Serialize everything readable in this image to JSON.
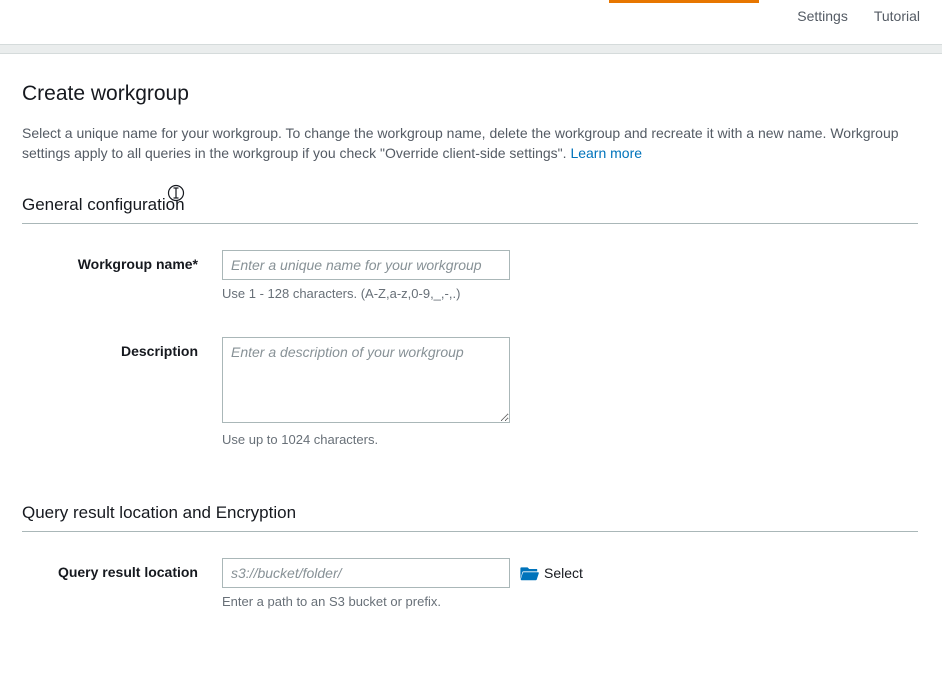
{
  "nav": {
    "settings": "Settings",
    "tutorial": "Tutorial"
  },
  "page": {
    "title": "Create workgroup",
    "intro": "Select a unique name for your workgroup. To change the workgroup name, delete the workgroup and recreate it with a new name. Workgroup settings apply to all queries in the workgroup if you check \"Override client-side settings\".",
    "learn_more": "Learn more"
  },
  "sections": {
    "general": "General configuration",
    "query": "Query result location and Encryption"
  },
  "fields": {
    "name": {
      "label": "Workgroup name*",
      "placeholder": "Enter a unique name for your workgroup",
      "help": "Use 1 - 128 characters. (A-Z,a-z,0-9,_,-,.)"
    },
    "description": {
      "label": "Description",
      "placeholder": "Enter a description of your workgroup",
      "help": "Use up to 1024 characters."
    },
    "location": {
      "label": "Query result location",
      "placeholder": "s3://bucket/folder/",
      "help": "Enter a path to an S3 bucket or prefix.",
      "select_label": "Select"
    }
  }
}
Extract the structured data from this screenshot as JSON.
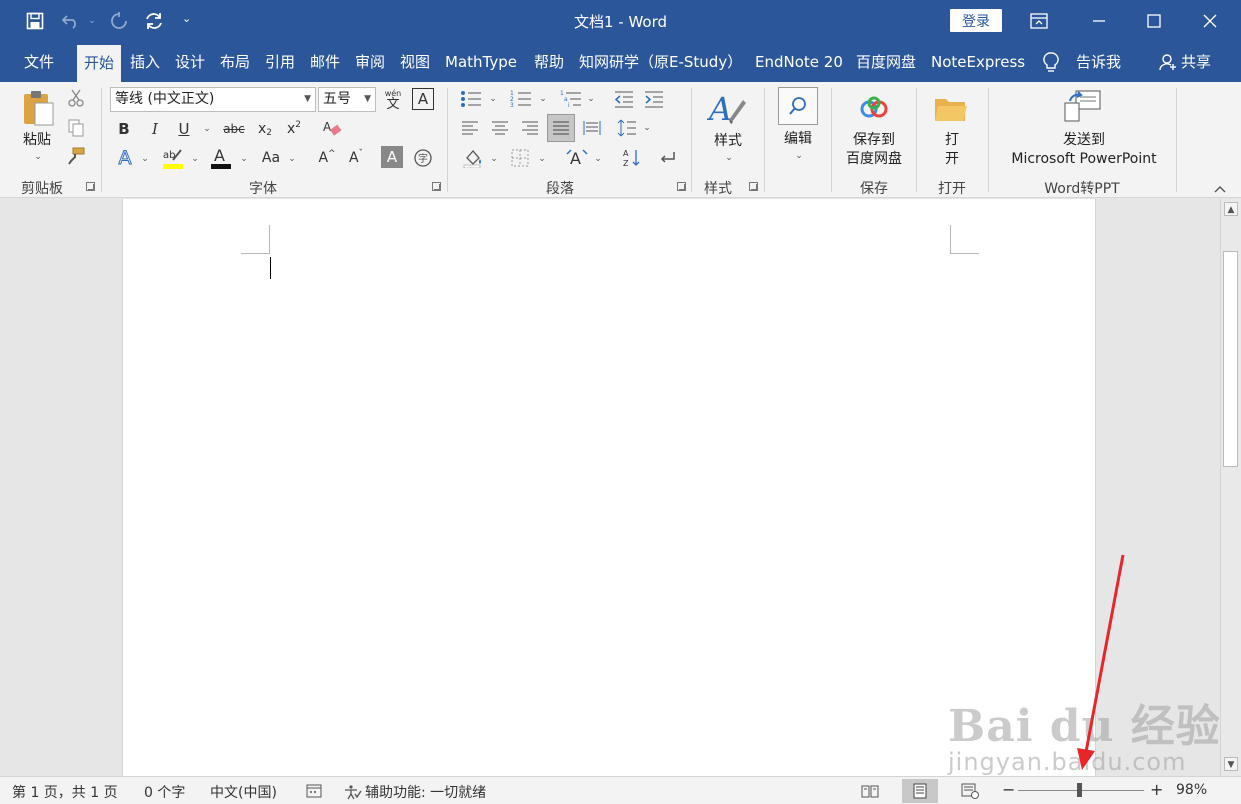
{
  "window": {
    "title": "文档1  -  Word",
    "login_label": "登录"
  },
  "tabs": [
    {
      "label": "文件"
    },
    {
      "label": "开始"
    },
    {
      "label": "插入"
    },
    {
      "label": "设计"
    },
    {
      "label": "布局"
    },
    {
      "label": "引用"
    },
    {
      "label": "邮件"
    },
    {
      "label": "审阅"
    },
    {
      "label": "视图"
    },
    {
      "label": "MathType"
    },
    {
      "label": "帮助"
    },
    {
      "label": "知网研学（原E-Study）"
    },
    {
      "label": "EndNote 20"
    },
    {
      "label": "百度网盘"
    },
    {
      "label": "NoteExpress"
    },
    {
      "label": "告诉我"
    }
  ],
  "share_label": "共享",
  "ribbon": {
    "clipboard": {
      "label": "剪贴板",
      "paste_label": "粘贴"
    },
    "font": {
      "label": "字体",
      "font_name": "等线 (中文正文)",
      "font_size": "五号",
      "phonetic": "wén"
    },
    "paragraph": {
      "label": "段落"
    },
    "styles": {
      "label": "样式",
      "styles_button": "样式"
    },
    "editing": {
      "label": "编辑"
    },
    "save": {
      "label": "保存",
      "button_line1": "保存到",
      "button_line2": "百度网盘"
    },
    "open": {
      "label": "打开",
      "button_line1": "打",
      "button_line2": "开"
    },
    "word_to_ppt": {
      "label": "Word转PPT",
      "button_line1": "发送到",
      "button_line2": "Microsoft PowerPoint"
    }
  },
  "status": {
    "page": "第 1 页，共 1 页",
    "words": "0 个字",
    "language": "中文(中国)",
    "accessibility": "辅助功能: 一切就绪",
    "zoom": "98%",
    "zoom_fraction": 0.49
  },
  "watermark": {
    "main": "Bai du 经验",
    "sub": "jingyan.baidu.com"
  },
  "colors": {
    "accent": "#2b579a",
    "annotation": "#e8262a"
  }
}
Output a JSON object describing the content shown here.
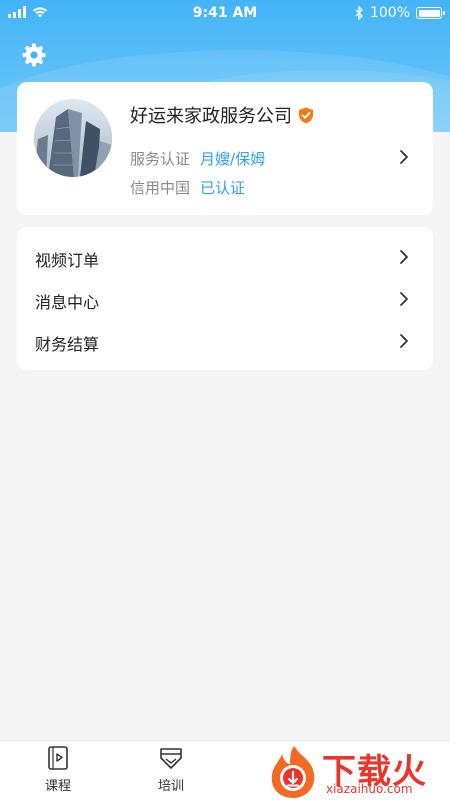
{
  "status_bar": {
    "time": "9:41 AM",
    "battery": "100%"
  },
  "header": {
    "settings_icon": "gear-icon"
  },
  "profile": {
    "company_name": "好运来家政服务公司",
    "verified_icon": "shield-check-icon",
    "service_label": "服务认证",
    "service_value": "月嫂/保姆",
    "credit_label": "信用中国",
    "credit_value": "已认证"
  },
  "menu": {
    "items": [
      {
        "label": "视频订单"
      },
      {
        "label": "消息中心"
      },
      {
        "label": "财务结算"
      }
    ]
  },
  "tab_bar": {
    "tabs": [
      {
        "label": "课程",
        "icon": "course-icon"
      },
      {
        "label": "培训",
        "icon": "training-icon"
      }
    ]
  },
  "watermark": {
    "text": "下载火",
    "sub": "xiazaihuo.com"
  },
  "colors": {
    "header": "#43b4f6",
    "accent": "#2ea1ec",
    "verified": "#f07d1a",
    "watermark": "#e8362c"
  }
}
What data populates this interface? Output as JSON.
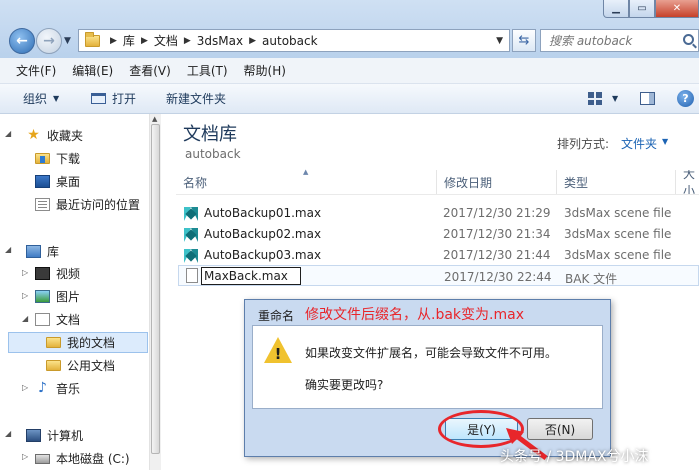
{
  "address": {
    "crumbs": [
      "库",
      "文档",
      "3dsMax",
      "autoback"
    ]
  },
  "search": {
    "placeholder": "搜索 autoback"
  },
  "menu": [
    "文件(F)",
    "编辑(E)",
    "查看(V)",
    "工具(T)",
    "帮助(H)"
  ],
  "commands": {
    "organize": "组织",
    "open": "打开",
    "new_folder": "新建文件夹"
  },
  "nav": {
    "favorites": "收藏夹",
    "downloads": "下载",
    "desktop": "桌面",
    "recent": "最近访问的位置",
    "libraries": "库",
    "videos": "视频",
    "pictures": "图片",
    "documents": "文档",
    "my_documents": "我的文档",
    "public_documents": "公用文档",
    "music": "音乐",
    "computer": "计算机",
    "local_disk": "本地磁盘 (C:)"
  },
  "library": {
    "title": "文档库",
    "subtitle": "autoback",
    "arrange_label": "排列方式:",
    "arrange_value": "文件夹"
  },
  "columns": {
    "name": "名称",
    "date": "修改日期",
    "type": "类型",
    "size": "大小"
  },
  "files": [
    {
      "name": "AutoBackup01.max",
      "date": "2017/12/30 21:29",
      "type": "3dsMax scene file"
    },
    {
      "name": "AutoBackup02.max",
      "date": "2017/12/30 21:34",
      "type": "3dsMax scene file"
    },
    {
      "name": "AutoBackup03.max",
      "date": "2017/12/30 21:44",
      "type": "3dsMax scene file"
    }
  ],
  "editing_file": {
    "name": "MaxBack.max",
    "date": "2017/12/30 22:44",
    "type": "BAK 文件"
  },
  "dialog": {
    "title": "重命名",
    "annotation": "修改文件后缀名，从.bak变为.max",
    "message": "如果改变文件扩展名，可能会导致文件不可用。",
    "question": "确实要更改吗?",
    "yes": "是(Y)",
    "no": "否(N)"
  },
  "watermark": "头条号 / 3DMAX兮小沫",
  "colors": {
    "accent": "#1c64b4",
    "annotation_red": "#e8262b"
  }
}
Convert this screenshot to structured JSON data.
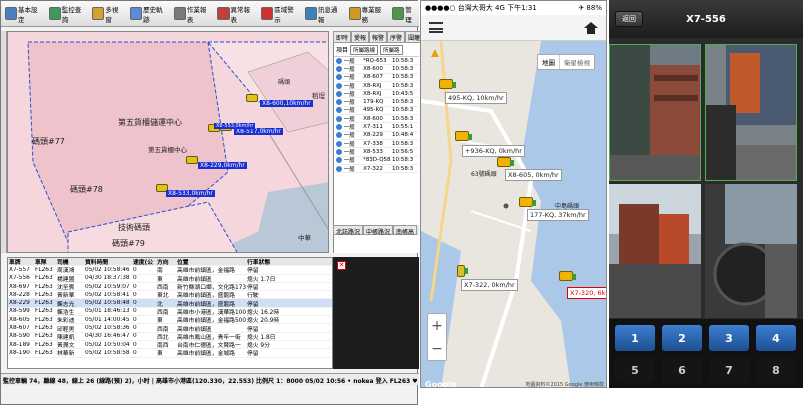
{
  "desktop": {
    "toolbar": [
      {
        "label": "基本設定",
        "color": "#4a7fc0"
      },
      {
        "label": "監控查詢",
        "color": "#3d9a58"
      },
      {
        "label": "多視窗",
        "color": "#d4a030"
      },
      {
        "label": "歷史軌跡",
        "color": "#5b8ad6"
      },
      {
        "label": "作業報表",
        "color": "#7a7a7a"
      },
      {
        "label": "異常報表",
        "color": "#c04040"
      },
      {
        "label": "區域警示",
        "color": "#d03030"
      },
      {
        "label": "訊息通報",
        "color": "#3d80c0"
      },
      {
        "label": "專業服務",
        "color": "#d09a20"
      },
      {
        "label": "管理",
        "color": "#4a9a4a"
      }
    ],
    "map_labels": {
      "center": "第五貨櫃儲運中心",
      "center2": "第五貨櫃中心",
      "pier77": "碼頭#77",
      "pier78": "碼頭#78",
      "pier79": "碼頭#79",
      "pier_b": "碼頭",
      "tech": "技術碼頭",
      "zhonghua": "中華",
      "jingpu": "稻埕"
    },
    "map_vehicles": [
      "X8-600,10km/hr",
      "X8-517,0km/hr",
      "X8-229,0km/hr",
      "X8-533,0km/hr",
      "X8-553,0km/hr"
    ],
    "right_tabs": [
      "即時",
      "愛報",
      "報警",
      "序警",
      "圍籬"
    ],
    "right_filter": {
      "label": "項目",
      "select": "所屬路線",
      "select2": "所屬路"
    },
    "right_rows": [
      [
        "一般",
        "*RQ-653",
        "10:58:3"
      ],
      [
        "一般",
        "X8-600",
        "10:58:3"
      ],
      [
        "一般",
        "X8-607",
        "10:58:3"
      ],
      [
        "一般",
        "X8-RXJ",
        "10:58:3"
      ],
      [
        "一般",
        "X8-RXJ",
        "10:43:5"
      ],
      [
        "一般",
        "179-KQ",
        "10:58:3"
      ],
      [
        "一般",
        "495-KQ",
        "10:58:3"
      ],
      [
        "一般",
        "X8-600",
        "10:58:3"
      ],
      [
        "一般",
        "X7-311",
        "10:55:1"
      ],
      [
        "一般",
        "X8-229",
        "10:48:4"
      ],
      [
        "一般",
        "X7-338",
        "10:58:3"
      ],
      [
        "一般",
        "X8-533",
        "10:56:5"
      ],
      [
        "一般",
        "*83D-Q58",
        "10:58:3"
      ],
      [
        "一般",
        "X7-322",
        "10:58:3"
      ]
    ],
    "right_bottom_tabs": [
      "北誌路況",
      "中帳路況",
      "南帳高"
    ],
    "table_headers": [
      "車牌",
      "車隊",
      "司機",
      "資料時間",
      "速度(公",
      "方向",
      "位置",
      "行車狀態"
    ],
    "table_rows": [
      [
        "X7-557",
        "FL263",
        "周漢鴻",
        "05/02 10:58:46",
        "0",
        "南",
        "高雄市前鎮區，金福路",
        "停留"
      ],
      [
        "X7-556",
        "FL263",
        "楊建國",
        "04/30 18:37:38",
        "0",
        "東",
        "高雄市前鎮區",
        "熄火 1.7日"
      ],
      [
        "X8-697",
        "FL263",
        "沈至賓",
        "05/02 10:59:07",
        "0",
        "西南",
        "新竹縣湖口鄉，文化路173",
        "停留"
      ],
      [
        "X8-228",
        "FL263",
        "黃新華",
        "05/02 10:58:41",
        "0",
        "東北",
        "高雄市前鎮區，盛龍路",
        "行駛"
      ],
      [
        "X8-229",
        "FL263",
        "龔志光",
        "05/02 10:58:48",
        "0",
        "北",
        "高雄市前鎮區，盛龍路",
        "停留"
      ],
      [
        "X8-599",
        "FL263",
        "龔浩生",
        "05/01 18:46:13",
        "0",
        "西南",
        "高雄市小港區，漢華路100",
        "熄火 16.2時"
      ],
      [
        "X8-605",
        "FL263",
        "朱彩迪",
        "05/01 14:00:45",
        "0",
        "東",
        "高雄市前鎮區，金福路500",
        "熄火 20.9時"
      ],
      [
        "X8-607",
        "FL263",
        "邱輕男",
        "05/02 10:58:36",
        "0",
        "西南",
        "高雄市前鎮區",
        "停留"
      ],
      [
        "X8-590",
        "FL263",
        "陳建凱",
        "04/30 16:46:47",
        "0",
        "西北",
        "高雄市鳳山區，青年一街",
        "熄火 1.8日"
      ],
      [
        "X8-189",
        "FL263",
        "黃潤文",
        "05/02 10:50:04",
        "0",
        "南西",
        "台南市仁德區，文賢路一",
        "熄火 9分"
      ],
      [
        "X8-190",
        "FL263",
        "林華新",
        "05/02 10:58:58",
        "0",
        "東",
        "高雄市前鎮區，金城路",
        "停留"
      ]
    ],
    "statusbar": "監控車輛 74，離線 48，線上 26 (線路(預) 2)，小时 | 高雄市小港區(120.330，22.553) 比例尺 1：8000 05/02 10:56 • nokea 登入 FL263 ♥ 系統版本 10"
  },
  "phone": {
    "status_left": "●●●●○ 台灣大哥大 4G 下午1:31",
    "status_right": "✈ 88%",
    "map_type": [
      "地圖",
      "衛星檢視"
    ],
    "vehicles": [
      {
        "label": "495-KQ, 10km/hr",
        "hl": false
      },
      {
        "label": "+936-KQ, 0km/hr",
        "hl": false
      },
      {
        "label": "X8-605, 0km/hr",
        "hl": false
      },
      {
        "label": "177-KQ, 37km/hr",
        "hl": false
      },
      {
        "label": "X7-322, 0km/hr",
        "hl": false
      },
      {
        "label": "X7-320, 6km",
        "hl": true
      }
    ],
    "place1": "63號碼頭",
    "place2": "中島碼頭",
    "zoom_in": "+",
    "zoom_out": "−",
    "footer_left": "Google",
    "footer_right": "地圖資料©2015 Google  使用條款"
  },
  "camera": {
    "back": "返回",
    "title": "X7-556",
    "buttons": [
      "1",
      "2",
      "3",
      "4",
      "5",
      "6",
      "7",
      "8"
    ]
  }
}
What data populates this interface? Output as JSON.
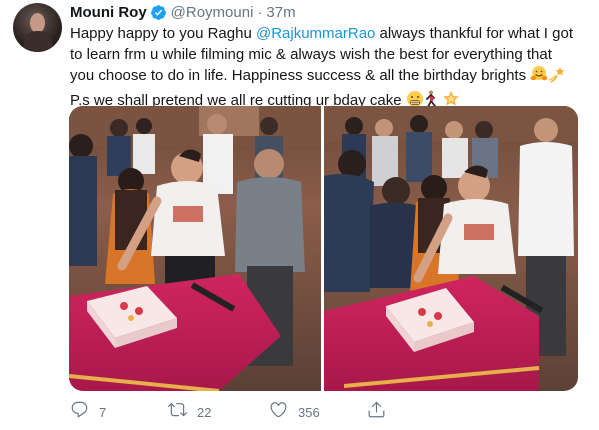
{
  "tweet": {
    "author_name": "Mouni Roy",
    "handle": "@Roymouni",
    "separator": "·",
    "time": "37m",
    "text_line1_a": "Happy happy to you Raghu ",
    "mention": "@RajkummarRao",
    "text_line1_b": " always thankful for what I got",
    "text_line2": "to learn frm u while filming mic & always wish the best for everything that",
    "text_line3": "you choose to do in life. Happiness success & all the birthday brights",
    "text_line4": "P.s we shall pretend we all re cutting ur bday cake",
    "colors": {
      "mention": "#1b95e0",
      "verified": "#1da1f2",
      "muted": "#657786"
    }
  },
  "media": {
    "images": [
      "party-cake-cutting-photo",
      "party-cake-cutting-photo"
    ]
  },
  "actions": {
    "reply_icon": "reply-icon",
    "reply_count": "7",
    "retweet_icon": "retweet-icon",
    "retweet_count": "22",
    "like_icon": "heart-icon",
    "like_count": "356",
    "share_icon": "share-icon"
  }
}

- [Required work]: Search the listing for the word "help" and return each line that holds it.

- [Output of the task]:
      "help": "Use 1 - 128 characters. (A-Z,a-z,0-9,_,-,.)"
      "help": "Use up to 1024 characters."
      "help": "Enter a path to an S3 bucket or prefix.",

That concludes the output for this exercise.